Two generations grew up listening to his mellifluous voice crooning the maestro’s melodic numbers in Tamil films during the 70s and 80s. The later generations are also hooked on to them. Music apart they were the best of friends.
And last week, music maestro Ilaiayaraaja and singer S.P. Balasubrahmanyam fell out after Raaja asked his lawyers to restrain the Balasubrahmanyam , popularly known as SPB from singing his songs during a music tour of the USA.
After Raaja’s lawyers conveyed his objection to SPB that singing the composer’s songs without his permission amounted copyright violation, a heart-broken SPB took to his FB page to state that he would not sing them any longer.
“We kick-started this SPB50 concert tour in August in Toronto and then performed in Russia, Sri Lanka, Malaysia, Singapore and Dubai. We also did many shows in India. After we had great shows in Seattle iand LA last weekend an attorney representing Ilaiyaraaja sent legal notice to me, singer Chithra, SPB Charan and the organisers of the concerts and managements in different cities saying we are not supposed to perform Raaja’s compositions without his permission as it amounts to breaking copyright laws and we would have to pay huge penalties and also face legal action,” SPB explained.
Here's a video of Ilaiayaraaja and S.P. Balasubrahmanyam performing together:
He said that by God’s grace he had sung other composers’ songs too which he would present during the remainder of the tour. He urged his fans not to have any harsh discussions on the episode, apparently hoping to save his friendship with the legendary composer.
The Raja-SPB duo dominated Tamil cinema music for nearly two decades before the arrival of A. R. Rahman in the 90s. They had together presented many stage shows in India and abroad and their stage camaraderie and friendly banter used to liven up the performances. But the latest bouncer from Raaja has shocked not just SPB but also music lovers. While Raaja has composed songs over a 1,000 films SPB has sung more than 40,000 songs in various Indian languages – a record for both the giants.
In 2015, Raaja had gone to court to restrain four music labels from monetising his songs claiming that he held their copy rights and he was not getting any royalty from them. A similar diktat to FM radio stations saw his songs disappearing from the airwaves nearly two years ago. Strangely TV reality shows still songs by Ilaiyaraaja, but it could be a matter of time before even they are restrained. Thankfully for the Raaja-SPB fans MP3 versions of their songs abound in the internet and sold as pirated CDs and in memory cards.

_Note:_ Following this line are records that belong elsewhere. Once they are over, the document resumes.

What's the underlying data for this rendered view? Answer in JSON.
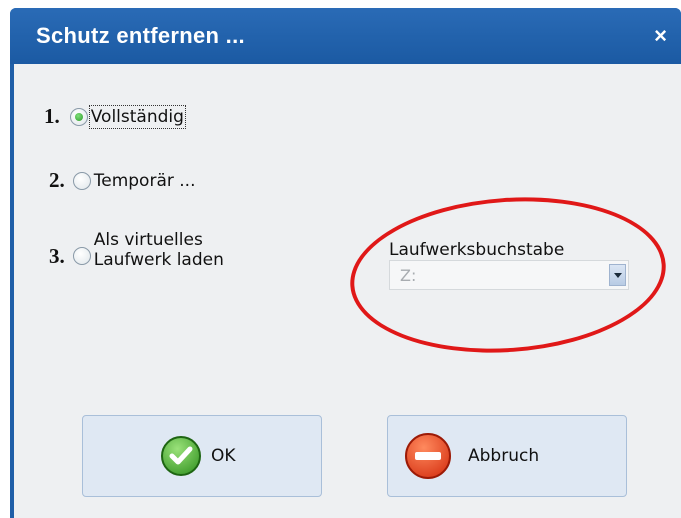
{
  "window": {
    "title": "Schutz entfernen ...",
    "close_glyph": "×"
  },
  "options": [
    {
      "number": "1.",
      "label": "Vollständig",
      "checked": true
    },
    {
      "number": "2.",
      "label": "Temporär ...",
      "checked": false
    },
    {
      "number": "3.",
      "label_line1": "Als virtuelles",
      "label_line2": "Laufwerk laden",
      "checked": false
    }
  ],
  "drive": {
    "label": "Laufwerksbuchstabe",
    "value": "Z:"
  },
  "buttons": {
    "ok_label": "OK",
    "cancel_label": "Abbruch"
  },
  "icons": {
    "ok": "check-circle-icon",
    "cancel": "stop-icon"
  },
  "colors": {
    "title_bar": "#1f5fa8",
    "highlight_ellipse": "#e01818",
    "button_bg": "#dfe8f3"
  }
}
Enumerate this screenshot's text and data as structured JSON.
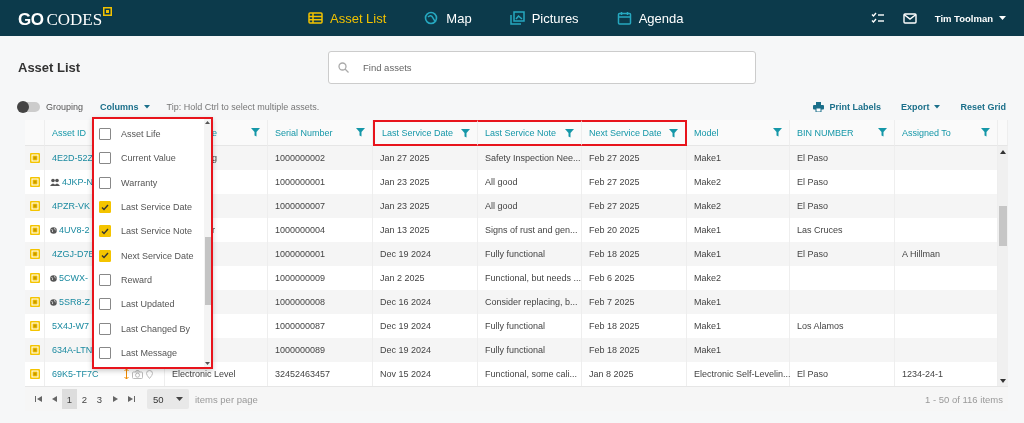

An angry Illaiyaraaja had quit the Indian Performing Rights Society (IPRS) alleging it had failed to protect his copyright over his compositions. P. Sanjay Gandhi president of IPRS admitted that Raaja had the right to his songs and can issue a legal statement to anyone who sings without his permission. “A performance production right should be incorporated to avoid such hassles,” he said.
“It is sad to see two legends, who had complemented each other for many years, entangled in this issue. This puts singers in a tricky spot. The event organizers should sort this out and keep us out of such battles,” said singer Sunitha Sarathy.
In the past, Vinod Yesudas, son of Yesudas, had demanded royalty from playback singer Unni Menon for singing the songs his father had sung at a concert.